As I walked down the staircase connecting Parking Structure #5 to the main UCLA campus for the first time, I realized I had made it.
Four grueling years of full-time work and school had resulted in my joining the 4% of Latinos constituting the graduate student community. I , the son of a former illegal immigrant and a mother who had to drop out of school at 9th grade to pick strawberries, was about to begin at one of the most prestigious research universities in the nation with a full scholarship, a hefty stipend, and the not-guaranteed parking permit.
And yet it didn't hit me until I reached the bottom of the well-worn stairs how truly special this moment was.
A bit of background: I am a graduate of Anaheim High School, class of 1997, from which about 15 students out of my senior class of over 300 attended college and few teachers ever gave a damn. I nearly became a product of the school? administrative apathy; never bothering with homework and spending class time reading the sports section, I graduated with a cumulative GPA of 2.93.
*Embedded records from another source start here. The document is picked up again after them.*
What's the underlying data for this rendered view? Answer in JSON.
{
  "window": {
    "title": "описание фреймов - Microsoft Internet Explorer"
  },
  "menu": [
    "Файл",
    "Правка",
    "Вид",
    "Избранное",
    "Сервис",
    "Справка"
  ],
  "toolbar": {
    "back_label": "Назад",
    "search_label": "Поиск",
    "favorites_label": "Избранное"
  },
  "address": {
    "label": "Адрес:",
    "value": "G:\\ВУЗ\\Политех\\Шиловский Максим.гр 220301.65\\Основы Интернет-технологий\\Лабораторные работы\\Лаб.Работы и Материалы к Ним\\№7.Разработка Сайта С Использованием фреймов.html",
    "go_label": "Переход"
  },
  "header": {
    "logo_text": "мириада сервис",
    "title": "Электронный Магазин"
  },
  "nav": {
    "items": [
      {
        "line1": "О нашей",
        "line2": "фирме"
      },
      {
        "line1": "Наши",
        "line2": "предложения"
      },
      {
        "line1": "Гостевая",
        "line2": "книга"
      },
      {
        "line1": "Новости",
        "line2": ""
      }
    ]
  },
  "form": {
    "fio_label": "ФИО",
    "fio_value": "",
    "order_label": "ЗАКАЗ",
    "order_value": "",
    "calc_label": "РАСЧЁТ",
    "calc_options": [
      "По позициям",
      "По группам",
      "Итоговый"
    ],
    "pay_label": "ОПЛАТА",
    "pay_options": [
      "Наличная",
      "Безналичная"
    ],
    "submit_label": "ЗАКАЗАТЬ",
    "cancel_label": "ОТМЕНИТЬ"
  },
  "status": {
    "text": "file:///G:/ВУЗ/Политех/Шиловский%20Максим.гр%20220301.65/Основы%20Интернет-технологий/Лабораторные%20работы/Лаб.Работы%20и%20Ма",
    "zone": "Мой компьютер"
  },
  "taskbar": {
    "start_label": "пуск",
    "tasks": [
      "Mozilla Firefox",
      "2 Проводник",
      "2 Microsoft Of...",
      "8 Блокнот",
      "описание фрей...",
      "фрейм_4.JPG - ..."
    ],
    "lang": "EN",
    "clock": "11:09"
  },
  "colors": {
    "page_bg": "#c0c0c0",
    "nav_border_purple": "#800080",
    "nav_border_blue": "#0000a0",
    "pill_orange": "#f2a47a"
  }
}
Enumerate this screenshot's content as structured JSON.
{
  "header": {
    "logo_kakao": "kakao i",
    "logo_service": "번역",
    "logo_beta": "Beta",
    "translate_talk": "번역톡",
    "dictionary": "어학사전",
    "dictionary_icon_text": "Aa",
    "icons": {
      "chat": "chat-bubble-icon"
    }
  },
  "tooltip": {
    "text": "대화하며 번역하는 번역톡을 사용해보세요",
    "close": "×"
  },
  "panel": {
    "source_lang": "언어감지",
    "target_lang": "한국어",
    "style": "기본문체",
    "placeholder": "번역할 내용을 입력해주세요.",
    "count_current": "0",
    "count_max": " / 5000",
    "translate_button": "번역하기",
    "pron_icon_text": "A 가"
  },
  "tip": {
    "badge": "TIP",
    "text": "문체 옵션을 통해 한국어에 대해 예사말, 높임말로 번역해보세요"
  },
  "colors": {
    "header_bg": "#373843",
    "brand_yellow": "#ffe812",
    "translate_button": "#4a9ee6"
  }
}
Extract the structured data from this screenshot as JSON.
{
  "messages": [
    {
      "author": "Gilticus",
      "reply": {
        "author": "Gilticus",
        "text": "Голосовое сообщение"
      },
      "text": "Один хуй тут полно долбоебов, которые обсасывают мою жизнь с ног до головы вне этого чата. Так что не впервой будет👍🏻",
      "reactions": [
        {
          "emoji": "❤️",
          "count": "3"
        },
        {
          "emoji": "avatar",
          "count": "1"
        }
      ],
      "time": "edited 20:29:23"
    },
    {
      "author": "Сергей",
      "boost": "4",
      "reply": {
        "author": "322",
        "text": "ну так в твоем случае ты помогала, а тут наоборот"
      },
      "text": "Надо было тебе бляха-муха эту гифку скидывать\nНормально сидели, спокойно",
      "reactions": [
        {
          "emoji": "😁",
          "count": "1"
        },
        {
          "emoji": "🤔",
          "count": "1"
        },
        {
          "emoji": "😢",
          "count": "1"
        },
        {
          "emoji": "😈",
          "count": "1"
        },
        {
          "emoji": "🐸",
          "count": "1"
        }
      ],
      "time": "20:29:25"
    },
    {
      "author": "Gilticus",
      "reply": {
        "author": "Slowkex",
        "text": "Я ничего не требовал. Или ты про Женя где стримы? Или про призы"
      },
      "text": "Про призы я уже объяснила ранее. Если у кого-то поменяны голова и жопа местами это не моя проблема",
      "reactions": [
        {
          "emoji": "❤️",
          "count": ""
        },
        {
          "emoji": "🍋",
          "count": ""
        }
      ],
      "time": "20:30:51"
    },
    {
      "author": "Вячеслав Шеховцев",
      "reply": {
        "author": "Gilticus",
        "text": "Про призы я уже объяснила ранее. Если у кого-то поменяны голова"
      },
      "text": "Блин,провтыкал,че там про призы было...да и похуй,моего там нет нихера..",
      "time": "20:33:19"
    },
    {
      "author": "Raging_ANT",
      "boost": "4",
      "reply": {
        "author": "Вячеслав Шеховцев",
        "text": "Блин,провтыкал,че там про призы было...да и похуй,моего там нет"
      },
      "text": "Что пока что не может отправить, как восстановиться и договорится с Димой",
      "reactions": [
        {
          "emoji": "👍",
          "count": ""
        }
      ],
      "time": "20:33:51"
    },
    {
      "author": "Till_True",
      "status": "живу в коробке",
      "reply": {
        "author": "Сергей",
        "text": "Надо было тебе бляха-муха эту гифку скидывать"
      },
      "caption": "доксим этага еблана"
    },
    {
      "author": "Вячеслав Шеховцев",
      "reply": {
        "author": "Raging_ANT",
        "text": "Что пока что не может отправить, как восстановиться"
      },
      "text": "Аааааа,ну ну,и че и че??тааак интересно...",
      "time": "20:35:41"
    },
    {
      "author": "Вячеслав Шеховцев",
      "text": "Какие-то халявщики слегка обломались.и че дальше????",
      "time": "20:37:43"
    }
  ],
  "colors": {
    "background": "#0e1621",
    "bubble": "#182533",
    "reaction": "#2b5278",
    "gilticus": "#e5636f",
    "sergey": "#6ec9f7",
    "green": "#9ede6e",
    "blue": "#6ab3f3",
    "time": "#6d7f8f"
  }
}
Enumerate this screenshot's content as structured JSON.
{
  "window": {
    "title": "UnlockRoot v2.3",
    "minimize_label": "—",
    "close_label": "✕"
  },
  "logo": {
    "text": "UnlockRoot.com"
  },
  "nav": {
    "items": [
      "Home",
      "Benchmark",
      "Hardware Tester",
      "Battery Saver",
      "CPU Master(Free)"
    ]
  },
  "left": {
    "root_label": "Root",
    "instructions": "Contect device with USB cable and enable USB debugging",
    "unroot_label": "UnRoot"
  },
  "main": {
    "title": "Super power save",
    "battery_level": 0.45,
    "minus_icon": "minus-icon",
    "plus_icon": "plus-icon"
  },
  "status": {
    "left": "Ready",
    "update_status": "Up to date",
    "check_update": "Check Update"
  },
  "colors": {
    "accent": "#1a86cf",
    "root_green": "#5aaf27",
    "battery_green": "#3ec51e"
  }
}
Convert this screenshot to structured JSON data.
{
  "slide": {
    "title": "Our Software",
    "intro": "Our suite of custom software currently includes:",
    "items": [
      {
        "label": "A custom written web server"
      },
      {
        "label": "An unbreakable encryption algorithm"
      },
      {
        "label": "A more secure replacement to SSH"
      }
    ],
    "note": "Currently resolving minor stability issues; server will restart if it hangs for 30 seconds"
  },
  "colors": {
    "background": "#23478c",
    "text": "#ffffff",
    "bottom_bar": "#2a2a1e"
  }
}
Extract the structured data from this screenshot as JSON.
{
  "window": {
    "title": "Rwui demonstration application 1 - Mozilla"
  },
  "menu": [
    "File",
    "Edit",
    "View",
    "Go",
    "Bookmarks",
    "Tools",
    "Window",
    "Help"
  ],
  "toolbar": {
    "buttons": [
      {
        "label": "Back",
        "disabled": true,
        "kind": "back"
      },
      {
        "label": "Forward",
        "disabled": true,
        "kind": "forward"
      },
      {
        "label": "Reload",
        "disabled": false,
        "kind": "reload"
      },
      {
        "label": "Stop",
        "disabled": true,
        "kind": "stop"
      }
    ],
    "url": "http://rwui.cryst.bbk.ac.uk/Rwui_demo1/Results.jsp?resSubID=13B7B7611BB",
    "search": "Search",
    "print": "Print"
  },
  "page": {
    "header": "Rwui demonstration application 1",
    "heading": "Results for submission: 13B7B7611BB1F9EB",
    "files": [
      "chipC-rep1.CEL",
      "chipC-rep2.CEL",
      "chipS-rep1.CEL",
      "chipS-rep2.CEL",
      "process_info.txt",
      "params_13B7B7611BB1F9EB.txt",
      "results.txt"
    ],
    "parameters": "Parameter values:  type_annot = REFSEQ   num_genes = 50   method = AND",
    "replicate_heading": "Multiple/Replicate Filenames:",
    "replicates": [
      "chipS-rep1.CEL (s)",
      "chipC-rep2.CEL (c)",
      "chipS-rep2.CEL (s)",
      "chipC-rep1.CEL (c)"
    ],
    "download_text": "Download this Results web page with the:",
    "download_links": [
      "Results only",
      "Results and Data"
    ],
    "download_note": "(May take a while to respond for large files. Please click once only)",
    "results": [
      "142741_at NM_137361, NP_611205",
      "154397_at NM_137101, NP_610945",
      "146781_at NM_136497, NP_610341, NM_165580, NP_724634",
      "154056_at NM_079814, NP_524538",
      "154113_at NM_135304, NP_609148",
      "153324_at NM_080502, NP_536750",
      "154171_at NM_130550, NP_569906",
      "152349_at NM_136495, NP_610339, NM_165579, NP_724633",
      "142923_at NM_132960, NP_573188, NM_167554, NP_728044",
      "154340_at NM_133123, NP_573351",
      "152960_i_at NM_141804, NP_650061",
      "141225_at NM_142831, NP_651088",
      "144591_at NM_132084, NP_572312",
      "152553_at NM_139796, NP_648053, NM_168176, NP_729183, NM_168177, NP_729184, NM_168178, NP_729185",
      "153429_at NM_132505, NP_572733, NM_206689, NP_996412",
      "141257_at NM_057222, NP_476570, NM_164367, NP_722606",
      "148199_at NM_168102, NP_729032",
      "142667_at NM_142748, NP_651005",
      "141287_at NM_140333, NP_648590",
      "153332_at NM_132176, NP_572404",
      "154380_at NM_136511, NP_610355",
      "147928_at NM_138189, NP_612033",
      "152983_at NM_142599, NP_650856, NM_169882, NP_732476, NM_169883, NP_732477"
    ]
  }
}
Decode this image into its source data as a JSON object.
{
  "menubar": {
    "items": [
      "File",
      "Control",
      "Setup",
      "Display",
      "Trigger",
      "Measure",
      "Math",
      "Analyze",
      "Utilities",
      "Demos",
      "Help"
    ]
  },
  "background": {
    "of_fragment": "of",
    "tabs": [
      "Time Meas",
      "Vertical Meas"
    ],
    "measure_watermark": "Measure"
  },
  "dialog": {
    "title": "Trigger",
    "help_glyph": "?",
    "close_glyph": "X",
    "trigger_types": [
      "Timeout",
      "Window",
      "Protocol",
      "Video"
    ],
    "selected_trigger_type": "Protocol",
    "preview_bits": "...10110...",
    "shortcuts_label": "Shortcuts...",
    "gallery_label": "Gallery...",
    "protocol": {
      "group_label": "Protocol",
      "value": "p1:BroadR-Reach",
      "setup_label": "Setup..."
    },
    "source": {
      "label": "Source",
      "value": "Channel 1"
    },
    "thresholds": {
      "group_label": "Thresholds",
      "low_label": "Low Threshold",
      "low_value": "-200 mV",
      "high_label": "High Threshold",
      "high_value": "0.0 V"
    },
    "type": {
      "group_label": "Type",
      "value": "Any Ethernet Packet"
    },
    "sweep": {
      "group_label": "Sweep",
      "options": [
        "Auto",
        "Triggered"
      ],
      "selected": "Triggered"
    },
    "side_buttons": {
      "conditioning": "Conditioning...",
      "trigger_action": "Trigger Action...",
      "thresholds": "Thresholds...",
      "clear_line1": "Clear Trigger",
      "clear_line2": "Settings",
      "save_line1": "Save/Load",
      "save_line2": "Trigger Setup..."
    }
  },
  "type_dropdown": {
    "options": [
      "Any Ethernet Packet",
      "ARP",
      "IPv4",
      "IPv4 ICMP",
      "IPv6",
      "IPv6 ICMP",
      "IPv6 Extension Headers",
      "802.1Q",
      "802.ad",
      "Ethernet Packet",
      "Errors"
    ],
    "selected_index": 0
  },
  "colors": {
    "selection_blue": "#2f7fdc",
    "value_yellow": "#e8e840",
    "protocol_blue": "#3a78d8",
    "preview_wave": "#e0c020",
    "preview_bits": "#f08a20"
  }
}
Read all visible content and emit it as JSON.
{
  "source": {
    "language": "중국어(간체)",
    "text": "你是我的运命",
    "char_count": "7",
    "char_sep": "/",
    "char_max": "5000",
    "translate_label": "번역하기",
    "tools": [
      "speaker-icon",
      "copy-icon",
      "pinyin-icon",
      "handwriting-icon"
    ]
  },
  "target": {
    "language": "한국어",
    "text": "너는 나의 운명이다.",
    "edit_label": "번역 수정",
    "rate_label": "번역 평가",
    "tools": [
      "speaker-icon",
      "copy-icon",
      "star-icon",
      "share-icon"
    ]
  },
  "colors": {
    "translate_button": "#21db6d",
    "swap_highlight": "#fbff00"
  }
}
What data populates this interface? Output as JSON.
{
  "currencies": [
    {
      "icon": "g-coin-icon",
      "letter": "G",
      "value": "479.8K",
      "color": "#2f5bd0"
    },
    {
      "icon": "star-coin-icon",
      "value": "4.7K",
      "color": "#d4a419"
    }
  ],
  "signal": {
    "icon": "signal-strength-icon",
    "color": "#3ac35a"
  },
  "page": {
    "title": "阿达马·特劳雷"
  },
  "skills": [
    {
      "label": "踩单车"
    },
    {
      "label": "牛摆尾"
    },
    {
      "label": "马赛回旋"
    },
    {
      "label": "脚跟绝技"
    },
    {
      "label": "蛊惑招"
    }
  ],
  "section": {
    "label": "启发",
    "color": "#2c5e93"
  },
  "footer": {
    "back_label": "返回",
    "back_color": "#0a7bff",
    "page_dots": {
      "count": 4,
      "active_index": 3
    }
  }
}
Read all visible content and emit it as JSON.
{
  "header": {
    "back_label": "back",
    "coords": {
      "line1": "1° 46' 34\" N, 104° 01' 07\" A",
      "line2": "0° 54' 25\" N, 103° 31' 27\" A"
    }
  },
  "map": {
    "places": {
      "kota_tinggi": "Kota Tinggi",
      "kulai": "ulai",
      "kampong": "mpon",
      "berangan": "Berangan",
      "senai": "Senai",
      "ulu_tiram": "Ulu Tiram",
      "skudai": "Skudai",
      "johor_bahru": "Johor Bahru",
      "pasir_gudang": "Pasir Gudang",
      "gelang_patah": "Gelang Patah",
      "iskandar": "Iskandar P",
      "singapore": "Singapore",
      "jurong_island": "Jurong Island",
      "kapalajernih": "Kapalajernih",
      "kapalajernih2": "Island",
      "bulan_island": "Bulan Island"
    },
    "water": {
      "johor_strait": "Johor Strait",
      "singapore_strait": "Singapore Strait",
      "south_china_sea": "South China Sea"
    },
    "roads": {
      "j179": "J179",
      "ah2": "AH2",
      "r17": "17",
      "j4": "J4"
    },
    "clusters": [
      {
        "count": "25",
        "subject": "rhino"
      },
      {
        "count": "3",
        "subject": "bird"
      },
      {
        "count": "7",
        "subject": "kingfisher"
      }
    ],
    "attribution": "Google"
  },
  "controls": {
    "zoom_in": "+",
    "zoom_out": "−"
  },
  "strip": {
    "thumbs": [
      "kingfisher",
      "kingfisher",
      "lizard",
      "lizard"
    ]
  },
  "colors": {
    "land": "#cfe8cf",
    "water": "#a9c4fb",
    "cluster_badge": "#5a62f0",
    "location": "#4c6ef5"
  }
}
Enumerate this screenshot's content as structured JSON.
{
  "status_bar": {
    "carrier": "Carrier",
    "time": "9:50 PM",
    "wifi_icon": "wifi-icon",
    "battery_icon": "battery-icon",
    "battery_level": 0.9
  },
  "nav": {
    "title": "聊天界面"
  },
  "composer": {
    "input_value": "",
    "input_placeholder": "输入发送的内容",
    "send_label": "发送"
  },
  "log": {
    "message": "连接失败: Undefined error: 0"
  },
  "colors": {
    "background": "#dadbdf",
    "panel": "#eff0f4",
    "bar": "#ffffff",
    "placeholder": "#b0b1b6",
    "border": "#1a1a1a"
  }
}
College was not on my mind upon graduation. Who could blame me? Aside from an uncaring school, my family initially did not encourage my educational success. None of my aunts and uncles had even attended high school, let alone graduate; how could I expect my family's assistance in deciphering the FASFA?
To them, school was a hindrance to making money and starting one's life. When I finally decided to enroll in a community college, my father was so upset that he accused me of trying to ruin my family by not seeking a full-time job to help pay house bills. But my undergraduate experience transformed my family and me.
I attended Orange Coast College, transferred to Chapman University, and graduated this past May with a GPA of 3.89--all while never working less than 32 hours a week. In February, I got word of my acceptance to UCLA's graduate program in Latin American Studies.
They did not even bother with the prerequisite statement acknowledging the delivery of my application, instead sending the congratulatory letter that my father proudly mentioned to anyone within earshot for months.
Upon this background and with a mixture of excitement and anxiety I started my UCLA journey. I was entering a discipline that I plan to devote my brain to but with no academic background in it.
In addition, a relaxing commute from Anaheim to Westwood via the 91-to-605-to-105-to-405, exit Sunset Blvd., four days a week, would jangle my nerves. But I told myself that the stress would be worth it since I would succeed, become a role model for others, and make my family and loved ones proud. It hasn't been easy.
This past quarter, I had to read about 400 pages every week for my classes and was expected not only to smelt the material but also to forge it into a smart sword from which to fight other analytical giants with. This is no simple task for someone whose major undergraduate concern was Billy Wilder's shot selections, not the role of phenotypical differences in racial construction.
At the same time, I still had to meet journalism deadlines and find interesting stories. Switching from the droll writing of academia to alternative journalism's goofy musings is not easy and after a couple of failed attempts in both mediums many of my friends suggested I should reconsider my priorities, drop out of graduate school, and pursue journalism full-time.
Yet I persisted in my studies. I fell back upon the scholastic, monastic lifestyle that allowed me to succeed at Chapman and drew upon my journalism craft to offer unique perspectives on subjects that had been debated to a grinding bore in the academy long ago. My advisors (both in journalism and at UCLA) proved to be valuable resources in letting me vent and formulate my interests.
Most importantly, I loved my situation, reveling in the fact I was being paid to study rather than working full-time as I had for the past five years and still manage to piss people off in nearly weekly pieces.
Then one chilly Christmas Eve, I finally received the grades I had been waiting on: two A's in classes I was sure I had failed.
Coming about one week after my first radio interview (on KPFK? "Morning Show"), I was ecstatic. I am the first in my family and community of immigrants to attend graduate school and am succeeding with no map.
Because of me, my entire family understands the importance of education and my younger cousins are lining up, one by one, relishing the thought of college.
I should be proud; I know my parents are.
Gustavo Arellano is a graduate student at UCLA and a contributing writer to OC Weekly. He can be reached at firstname.lastname@example.org.